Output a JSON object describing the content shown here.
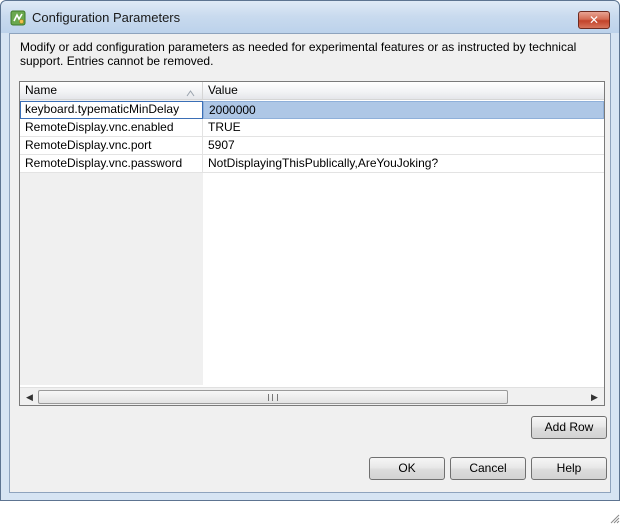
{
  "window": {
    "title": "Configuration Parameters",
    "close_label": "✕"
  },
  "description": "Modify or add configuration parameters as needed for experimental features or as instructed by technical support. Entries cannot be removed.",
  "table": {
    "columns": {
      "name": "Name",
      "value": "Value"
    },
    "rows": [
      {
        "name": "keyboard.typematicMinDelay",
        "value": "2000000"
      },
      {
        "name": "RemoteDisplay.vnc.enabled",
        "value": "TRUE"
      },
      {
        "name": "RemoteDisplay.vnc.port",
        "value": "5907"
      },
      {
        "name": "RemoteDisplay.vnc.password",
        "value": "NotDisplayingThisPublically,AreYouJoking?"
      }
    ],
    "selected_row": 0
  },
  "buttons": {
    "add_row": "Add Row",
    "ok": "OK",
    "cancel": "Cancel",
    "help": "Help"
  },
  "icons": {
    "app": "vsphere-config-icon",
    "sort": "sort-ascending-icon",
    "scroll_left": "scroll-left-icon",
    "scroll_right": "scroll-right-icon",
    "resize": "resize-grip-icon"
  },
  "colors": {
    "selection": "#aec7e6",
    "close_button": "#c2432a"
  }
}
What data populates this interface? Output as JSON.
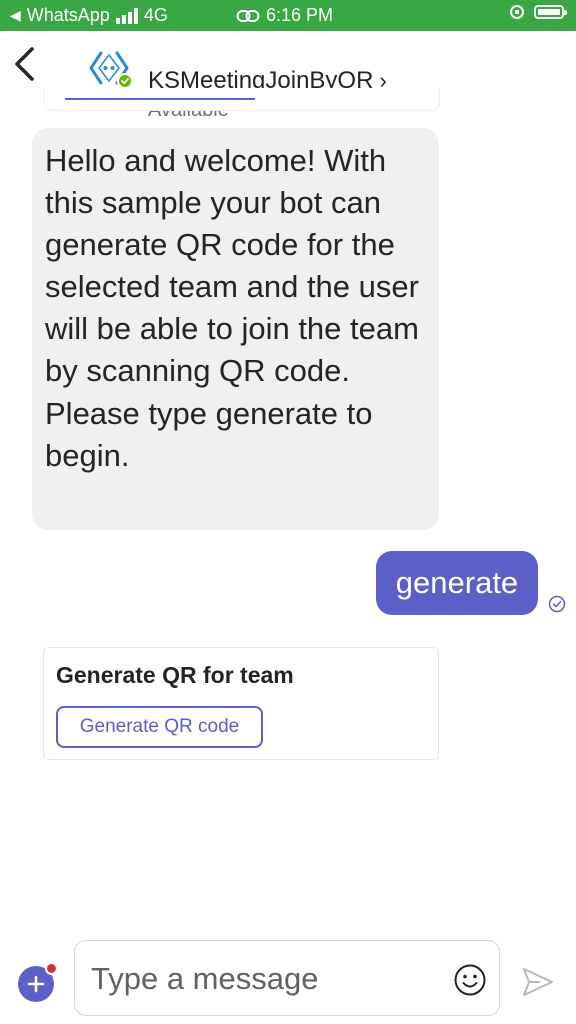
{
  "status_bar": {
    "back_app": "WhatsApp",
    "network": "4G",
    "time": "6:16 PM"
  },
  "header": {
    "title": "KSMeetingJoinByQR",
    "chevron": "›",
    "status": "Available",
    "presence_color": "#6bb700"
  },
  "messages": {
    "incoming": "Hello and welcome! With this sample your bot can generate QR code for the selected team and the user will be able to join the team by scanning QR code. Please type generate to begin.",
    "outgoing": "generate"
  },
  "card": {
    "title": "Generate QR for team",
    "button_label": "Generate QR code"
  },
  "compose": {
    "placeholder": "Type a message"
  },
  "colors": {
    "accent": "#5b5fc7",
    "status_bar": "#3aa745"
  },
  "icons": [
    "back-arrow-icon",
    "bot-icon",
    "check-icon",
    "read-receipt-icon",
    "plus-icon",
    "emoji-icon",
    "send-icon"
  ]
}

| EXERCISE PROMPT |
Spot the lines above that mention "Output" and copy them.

| RESPONSE FOR THIS EXERCISE |
Output a JSON object describing the content shown here.
What data populates this interface? Output as JSON.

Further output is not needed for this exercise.